Pay adjunct faculty a decent salary
Received wisdom has it that the more education we acquire, the better our life prospects – the broader our vistas, the greater our earning potential, the longer our lives.
That easy assumption has come under serious question in the last couple of years, however, as the pitiable state of many of the adjunct instructors and professors who teach undergraduates in our colleges and universities has come to light. Despite toiling for years in the scholastic groves and attaining the highest of academic ranks, many are barely scraping by, having to cobble together a living through freelance, part-time teaching jobs that offer no security, no benefits and barely enough in salary to cover rent and food. Some of this learned horde have had to turn to SNAP or other forms of government assistance. In this region, the plight of many adjuncts has taken on an extra measure of importance following the death last month of Margaret Mary Vojtko, a Duquesne University adjunct professor who was impoverished when she died despite a long career in which she was held in high esteem by students and colleagues.
What makes this all the more troubling is that the use of “contingent faculty” has increased at the same time that the cost of tuition has skyrocketed. In 1970, part-time faculty had 22 percent of the teaching jobs at colleges and universities, according to the Service Employees International Union, which has been working to get union representation for part-time instructors. That number increased to 34 percent in 1987 and reached 50 percent in 2011. Health insurance is a rarity for this rootless corps, as are retirement benefits, and the average compensation rate for adjuncts is about $3,000 for a semester-long class. Given the effort that must be put into preparing a course, lecturing students, grading papers and tests and maintaining office hours, few would disagree that being paid a mere $3,000 is penurious.
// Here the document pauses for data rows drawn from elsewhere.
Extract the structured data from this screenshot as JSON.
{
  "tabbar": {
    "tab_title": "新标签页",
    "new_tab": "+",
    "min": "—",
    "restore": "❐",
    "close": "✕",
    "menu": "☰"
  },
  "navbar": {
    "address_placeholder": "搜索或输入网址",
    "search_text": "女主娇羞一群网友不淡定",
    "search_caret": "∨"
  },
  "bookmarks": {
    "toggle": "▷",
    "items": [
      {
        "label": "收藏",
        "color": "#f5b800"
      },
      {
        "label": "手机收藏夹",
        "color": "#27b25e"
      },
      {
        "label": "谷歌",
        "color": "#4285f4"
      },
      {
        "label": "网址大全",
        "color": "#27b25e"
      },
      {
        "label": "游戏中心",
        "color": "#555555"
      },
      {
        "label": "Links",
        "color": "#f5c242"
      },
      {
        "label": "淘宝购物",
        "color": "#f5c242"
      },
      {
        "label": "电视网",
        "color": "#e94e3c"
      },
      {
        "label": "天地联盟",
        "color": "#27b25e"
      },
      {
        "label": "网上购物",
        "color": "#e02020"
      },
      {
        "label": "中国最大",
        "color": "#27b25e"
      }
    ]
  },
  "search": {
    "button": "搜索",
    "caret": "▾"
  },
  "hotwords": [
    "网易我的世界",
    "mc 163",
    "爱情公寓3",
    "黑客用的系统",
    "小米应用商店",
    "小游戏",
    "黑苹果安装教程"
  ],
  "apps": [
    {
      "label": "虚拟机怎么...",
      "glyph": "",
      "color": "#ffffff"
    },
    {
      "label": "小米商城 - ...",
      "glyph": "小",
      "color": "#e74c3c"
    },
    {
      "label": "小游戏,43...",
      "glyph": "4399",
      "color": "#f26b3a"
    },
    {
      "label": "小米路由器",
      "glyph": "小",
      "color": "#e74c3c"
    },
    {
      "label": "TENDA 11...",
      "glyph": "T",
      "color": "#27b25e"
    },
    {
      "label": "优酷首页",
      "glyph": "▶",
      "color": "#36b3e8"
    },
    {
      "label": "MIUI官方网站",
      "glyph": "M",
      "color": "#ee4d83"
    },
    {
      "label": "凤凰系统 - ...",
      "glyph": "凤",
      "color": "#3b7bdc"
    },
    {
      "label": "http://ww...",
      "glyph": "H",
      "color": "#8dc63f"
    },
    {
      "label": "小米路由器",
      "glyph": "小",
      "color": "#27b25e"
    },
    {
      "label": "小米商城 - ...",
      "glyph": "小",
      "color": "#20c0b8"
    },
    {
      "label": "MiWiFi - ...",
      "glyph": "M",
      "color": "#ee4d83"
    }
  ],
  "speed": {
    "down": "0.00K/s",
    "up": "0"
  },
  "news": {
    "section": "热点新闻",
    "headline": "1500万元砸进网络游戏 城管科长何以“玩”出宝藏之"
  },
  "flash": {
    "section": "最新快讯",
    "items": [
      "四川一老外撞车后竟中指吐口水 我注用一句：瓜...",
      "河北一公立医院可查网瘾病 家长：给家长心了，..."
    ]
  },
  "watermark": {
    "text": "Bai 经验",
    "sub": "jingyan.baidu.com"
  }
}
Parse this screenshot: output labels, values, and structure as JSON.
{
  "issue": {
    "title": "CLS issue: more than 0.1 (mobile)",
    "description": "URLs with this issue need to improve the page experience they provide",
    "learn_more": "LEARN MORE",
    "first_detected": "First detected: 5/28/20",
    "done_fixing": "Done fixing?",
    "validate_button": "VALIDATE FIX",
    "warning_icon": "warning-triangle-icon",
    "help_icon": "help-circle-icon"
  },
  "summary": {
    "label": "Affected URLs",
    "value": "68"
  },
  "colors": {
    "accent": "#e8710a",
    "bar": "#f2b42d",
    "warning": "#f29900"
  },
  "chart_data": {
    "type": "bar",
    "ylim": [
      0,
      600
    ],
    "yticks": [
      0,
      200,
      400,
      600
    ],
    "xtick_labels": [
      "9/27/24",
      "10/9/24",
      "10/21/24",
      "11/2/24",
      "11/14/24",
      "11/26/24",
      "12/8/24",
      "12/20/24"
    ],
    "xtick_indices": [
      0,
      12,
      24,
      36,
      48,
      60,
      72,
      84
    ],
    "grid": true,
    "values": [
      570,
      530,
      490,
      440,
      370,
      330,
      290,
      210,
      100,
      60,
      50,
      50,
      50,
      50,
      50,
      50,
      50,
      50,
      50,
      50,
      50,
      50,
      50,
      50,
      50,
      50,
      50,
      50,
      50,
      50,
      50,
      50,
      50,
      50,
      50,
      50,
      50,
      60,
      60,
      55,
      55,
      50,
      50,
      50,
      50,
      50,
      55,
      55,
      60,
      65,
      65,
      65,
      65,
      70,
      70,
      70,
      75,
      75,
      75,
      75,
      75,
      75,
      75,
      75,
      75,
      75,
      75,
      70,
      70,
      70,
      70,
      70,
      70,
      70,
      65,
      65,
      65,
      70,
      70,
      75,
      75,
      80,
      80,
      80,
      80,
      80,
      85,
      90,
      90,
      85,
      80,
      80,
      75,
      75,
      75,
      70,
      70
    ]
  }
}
It should be noted that, though the economy as a whole took a dive in the period, the number of graduate-degree holders receiving food stamps more than doubled from 2007 to 2010, according to the Chronicle of Higher Education. This is indeed a troubling trend.
Granted, some part-time faculty are people who hold full-time jobs outside the classroom and wish to lend their expertise in an educational setting, or they have retired from the 9-to-5 grind and are teaching because they aren’t yet ready to fill their days exclusively with gardening or golf. Many adjuncts are freshly minted Ph.D’s still clinging tenaciously to the dream that somehow, somewhere, a tenure-track job will open up and they will be able to rise up through the ranks of the professoriate. Clearly, they must have been aware that there is more of a market for systems analysts or web developers than for medieval historians or specialists in Bengali literature, so they do have to live with the choices they have made. But, as they hope to get a foothold on the academic ladder, they shouldn’t be exploited by the institutions they serve, many of which are quite wealthy.
Karen Kelsky, a former academic who runs a fund that offers financial assistance to graduate students and Ph.D’s, told the Chronicle of Higher Education, “It’s gone beyond the joke of the impoverished grad student to becoming something really dire and urgent. When I was a tenured professor, I had no idea that the Ph.D was a path to food stamps.”
It shouldn’t be. Given how much it costs for students to attend colleges and universities so they can enjoy a better life later on, their instructors should have a decent one right now.